◆ **ASSIGNMENT**: Where a line of the data below has the string "true", copy that line.

Website and app data records:
====

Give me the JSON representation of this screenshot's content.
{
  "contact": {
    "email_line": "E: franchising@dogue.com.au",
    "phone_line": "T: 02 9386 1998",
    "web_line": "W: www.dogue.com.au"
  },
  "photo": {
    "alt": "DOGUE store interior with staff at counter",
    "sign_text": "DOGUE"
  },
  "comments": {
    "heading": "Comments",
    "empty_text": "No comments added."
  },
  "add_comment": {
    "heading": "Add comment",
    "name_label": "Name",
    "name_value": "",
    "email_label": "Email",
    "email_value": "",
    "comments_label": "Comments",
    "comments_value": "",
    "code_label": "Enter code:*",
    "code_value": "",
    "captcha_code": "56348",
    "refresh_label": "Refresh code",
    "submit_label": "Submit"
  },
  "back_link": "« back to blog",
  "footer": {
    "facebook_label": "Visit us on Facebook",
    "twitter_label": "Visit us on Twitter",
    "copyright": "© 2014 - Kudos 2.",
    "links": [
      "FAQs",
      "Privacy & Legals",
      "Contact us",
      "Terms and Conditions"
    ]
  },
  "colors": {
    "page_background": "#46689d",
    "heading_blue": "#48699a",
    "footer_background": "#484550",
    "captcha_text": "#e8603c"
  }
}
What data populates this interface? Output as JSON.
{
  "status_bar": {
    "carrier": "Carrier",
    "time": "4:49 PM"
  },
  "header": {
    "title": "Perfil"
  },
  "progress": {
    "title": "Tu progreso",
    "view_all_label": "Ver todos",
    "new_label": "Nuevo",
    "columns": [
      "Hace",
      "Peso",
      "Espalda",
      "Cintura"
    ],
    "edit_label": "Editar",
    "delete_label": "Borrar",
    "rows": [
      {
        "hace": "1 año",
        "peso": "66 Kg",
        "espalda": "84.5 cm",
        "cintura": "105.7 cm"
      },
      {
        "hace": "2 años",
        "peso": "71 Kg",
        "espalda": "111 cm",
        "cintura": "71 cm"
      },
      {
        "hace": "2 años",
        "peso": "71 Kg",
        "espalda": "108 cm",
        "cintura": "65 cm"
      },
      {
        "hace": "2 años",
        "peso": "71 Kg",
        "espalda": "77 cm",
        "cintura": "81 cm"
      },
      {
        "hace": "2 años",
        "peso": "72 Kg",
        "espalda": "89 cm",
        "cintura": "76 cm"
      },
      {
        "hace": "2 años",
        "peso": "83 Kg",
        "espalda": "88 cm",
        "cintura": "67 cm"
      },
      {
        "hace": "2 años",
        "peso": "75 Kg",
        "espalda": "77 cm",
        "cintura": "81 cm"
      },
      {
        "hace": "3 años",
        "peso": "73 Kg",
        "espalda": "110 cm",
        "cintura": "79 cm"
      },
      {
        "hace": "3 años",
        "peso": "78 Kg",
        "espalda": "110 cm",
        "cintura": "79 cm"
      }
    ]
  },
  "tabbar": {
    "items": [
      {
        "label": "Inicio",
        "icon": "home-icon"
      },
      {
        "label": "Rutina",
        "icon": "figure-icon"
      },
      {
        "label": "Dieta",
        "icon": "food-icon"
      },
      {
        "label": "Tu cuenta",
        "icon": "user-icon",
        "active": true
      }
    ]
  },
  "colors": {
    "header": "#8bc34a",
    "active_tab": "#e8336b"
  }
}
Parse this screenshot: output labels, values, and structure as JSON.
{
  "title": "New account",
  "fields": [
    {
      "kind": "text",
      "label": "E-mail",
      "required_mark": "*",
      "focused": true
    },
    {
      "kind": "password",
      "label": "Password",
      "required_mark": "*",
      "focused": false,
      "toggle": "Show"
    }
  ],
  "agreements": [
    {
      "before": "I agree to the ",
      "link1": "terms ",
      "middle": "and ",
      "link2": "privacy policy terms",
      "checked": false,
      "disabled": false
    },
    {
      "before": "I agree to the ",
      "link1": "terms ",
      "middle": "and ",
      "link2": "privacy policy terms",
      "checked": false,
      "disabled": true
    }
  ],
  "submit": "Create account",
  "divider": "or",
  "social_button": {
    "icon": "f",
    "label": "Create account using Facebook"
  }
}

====

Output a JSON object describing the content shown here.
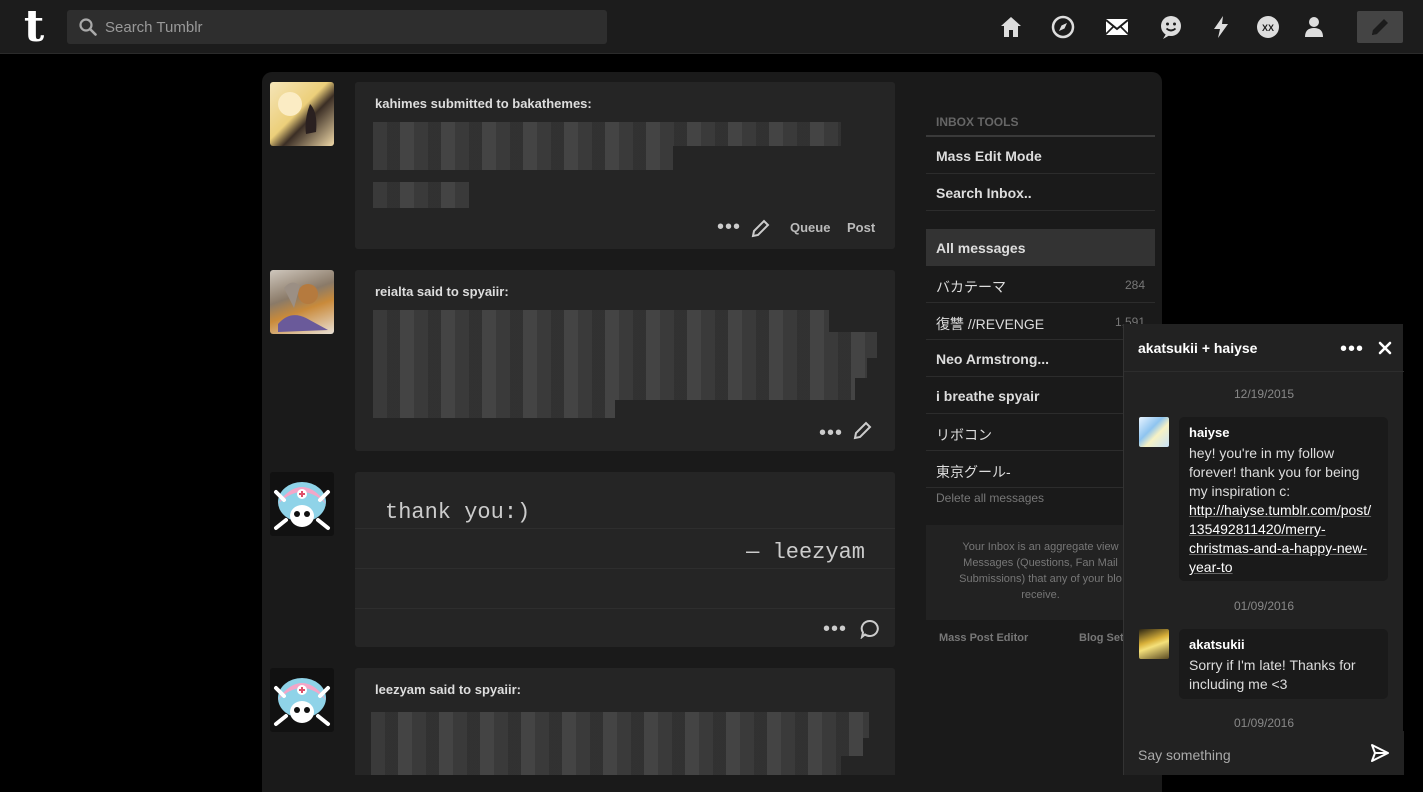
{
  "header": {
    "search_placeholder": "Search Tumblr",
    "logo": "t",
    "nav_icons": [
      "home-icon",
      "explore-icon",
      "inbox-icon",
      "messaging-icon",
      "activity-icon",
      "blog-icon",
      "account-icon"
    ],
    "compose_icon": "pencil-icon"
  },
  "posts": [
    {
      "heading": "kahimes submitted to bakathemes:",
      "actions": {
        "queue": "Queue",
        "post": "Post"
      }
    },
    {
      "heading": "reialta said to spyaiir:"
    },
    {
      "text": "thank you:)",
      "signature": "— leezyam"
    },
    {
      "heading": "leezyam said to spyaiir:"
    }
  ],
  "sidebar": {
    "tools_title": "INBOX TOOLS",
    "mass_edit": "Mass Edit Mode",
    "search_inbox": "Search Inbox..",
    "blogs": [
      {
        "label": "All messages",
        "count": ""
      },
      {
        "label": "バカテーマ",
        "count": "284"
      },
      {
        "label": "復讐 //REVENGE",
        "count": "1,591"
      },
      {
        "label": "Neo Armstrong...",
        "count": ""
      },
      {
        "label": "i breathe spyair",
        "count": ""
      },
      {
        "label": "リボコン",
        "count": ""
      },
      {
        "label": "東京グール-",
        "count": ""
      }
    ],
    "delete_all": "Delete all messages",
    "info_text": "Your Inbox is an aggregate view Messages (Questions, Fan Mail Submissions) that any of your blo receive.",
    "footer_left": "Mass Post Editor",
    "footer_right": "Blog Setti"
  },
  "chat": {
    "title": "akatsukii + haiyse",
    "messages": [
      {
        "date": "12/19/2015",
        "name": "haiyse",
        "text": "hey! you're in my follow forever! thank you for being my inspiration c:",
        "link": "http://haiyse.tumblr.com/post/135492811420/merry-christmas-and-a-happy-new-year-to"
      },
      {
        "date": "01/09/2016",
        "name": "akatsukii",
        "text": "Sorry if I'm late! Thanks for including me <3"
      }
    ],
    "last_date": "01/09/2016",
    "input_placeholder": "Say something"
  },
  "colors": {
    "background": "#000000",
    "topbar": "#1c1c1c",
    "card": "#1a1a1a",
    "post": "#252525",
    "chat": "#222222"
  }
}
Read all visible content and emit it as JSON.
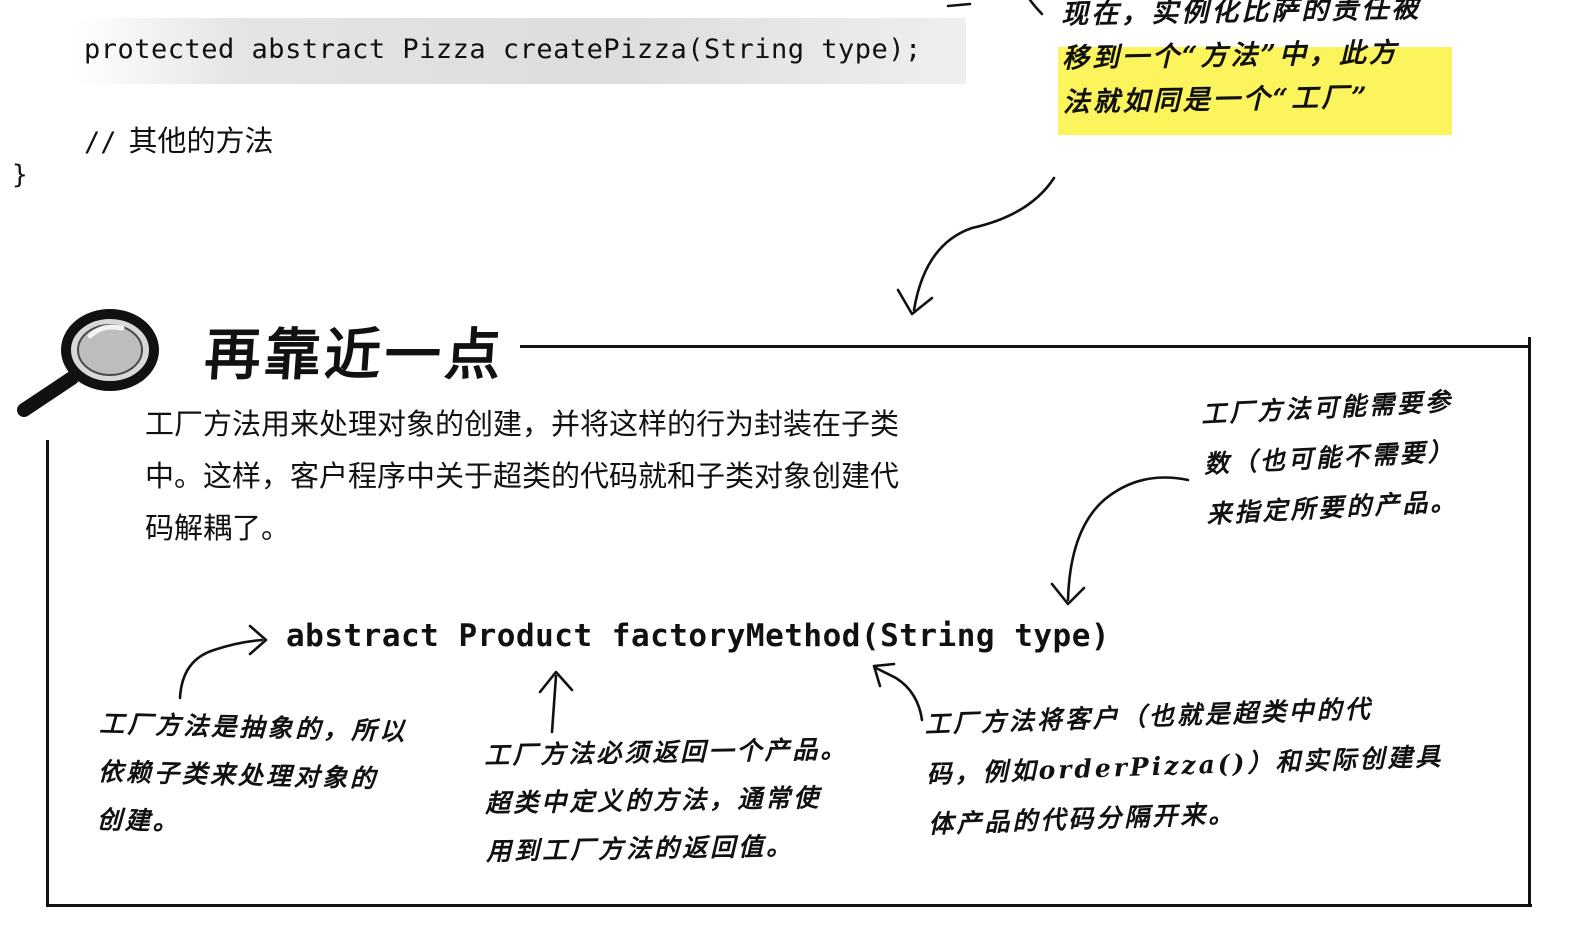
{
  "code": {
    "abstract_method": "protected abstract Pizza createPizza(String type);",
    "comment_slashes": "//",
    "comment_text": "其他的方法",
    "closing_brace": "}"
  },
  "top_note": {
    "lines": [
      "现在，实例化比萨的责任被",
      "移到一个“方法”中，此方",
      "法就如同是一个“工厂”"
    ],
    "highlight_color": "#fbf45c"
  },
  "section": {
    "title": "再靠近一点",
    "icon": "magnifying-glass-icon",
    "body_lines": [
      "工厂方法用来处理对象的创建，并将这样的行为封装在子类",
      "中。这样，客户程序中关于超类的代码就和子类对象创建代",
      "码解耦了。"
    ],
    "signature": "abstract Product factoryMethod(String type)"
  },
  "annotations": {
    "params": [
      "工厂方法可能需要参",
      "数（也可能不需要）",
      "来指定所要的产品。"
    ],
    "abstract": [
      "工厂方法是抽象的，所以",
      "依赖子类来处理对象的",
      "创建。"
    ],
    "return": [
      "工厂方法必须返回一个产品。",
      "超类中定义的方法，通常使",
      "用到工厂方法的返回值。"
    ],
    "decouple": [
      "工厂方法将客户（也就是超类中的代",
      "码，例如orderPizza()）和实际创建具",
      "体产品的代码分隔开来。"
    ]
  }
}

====

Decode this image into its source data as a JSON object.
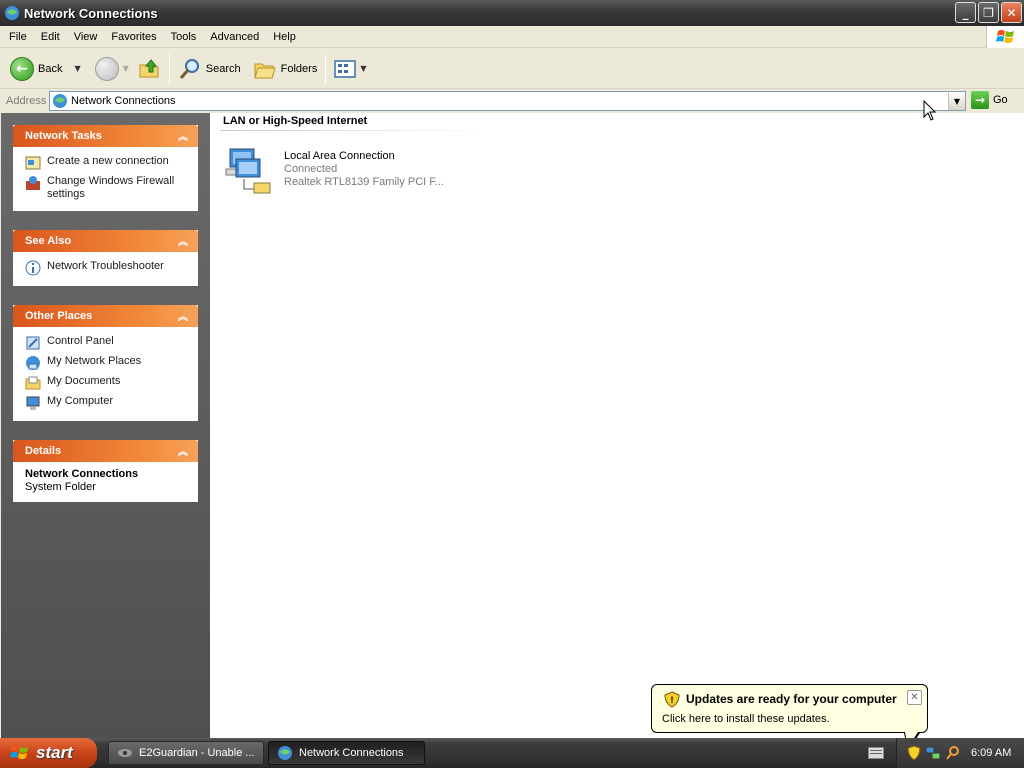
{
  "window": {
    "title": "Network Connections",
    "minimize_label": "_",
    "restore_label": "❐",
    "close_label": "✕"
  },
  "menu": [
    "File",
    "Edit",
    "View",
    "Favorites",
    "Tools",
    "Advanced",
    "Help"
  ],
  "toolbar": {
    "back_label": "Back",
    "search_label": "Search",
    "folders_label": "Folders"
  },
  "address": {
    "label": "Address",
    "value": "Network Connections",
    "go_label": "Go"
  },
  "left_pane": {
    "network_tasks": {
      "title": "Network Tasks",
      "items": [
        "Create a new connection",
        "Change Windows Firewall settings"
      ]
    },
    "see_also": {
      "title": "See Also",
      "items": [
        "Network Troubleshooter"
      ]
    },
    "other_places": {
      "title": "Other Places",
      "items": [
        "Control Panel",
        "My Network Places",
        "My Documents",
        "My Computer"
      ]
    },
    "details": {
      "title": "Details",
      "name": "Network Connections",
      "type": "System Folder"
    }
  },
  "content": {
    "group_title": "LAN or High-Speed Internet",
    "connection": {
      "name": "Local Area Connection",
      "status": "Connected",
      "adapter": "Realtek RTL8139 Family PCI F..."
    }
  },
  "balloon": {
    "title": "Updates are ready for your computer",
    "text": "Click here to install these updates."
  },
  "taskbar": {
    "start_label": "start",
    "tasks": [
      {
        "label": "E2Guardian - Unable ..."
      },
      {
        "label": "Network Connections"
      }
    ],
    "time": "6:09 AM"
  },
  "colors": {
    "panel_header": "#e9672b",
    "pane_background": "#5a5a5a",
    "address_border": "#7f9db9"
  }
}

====

◆ **ANSWER SECTION**:
        "active": true
      "focused": true
      "disabled": true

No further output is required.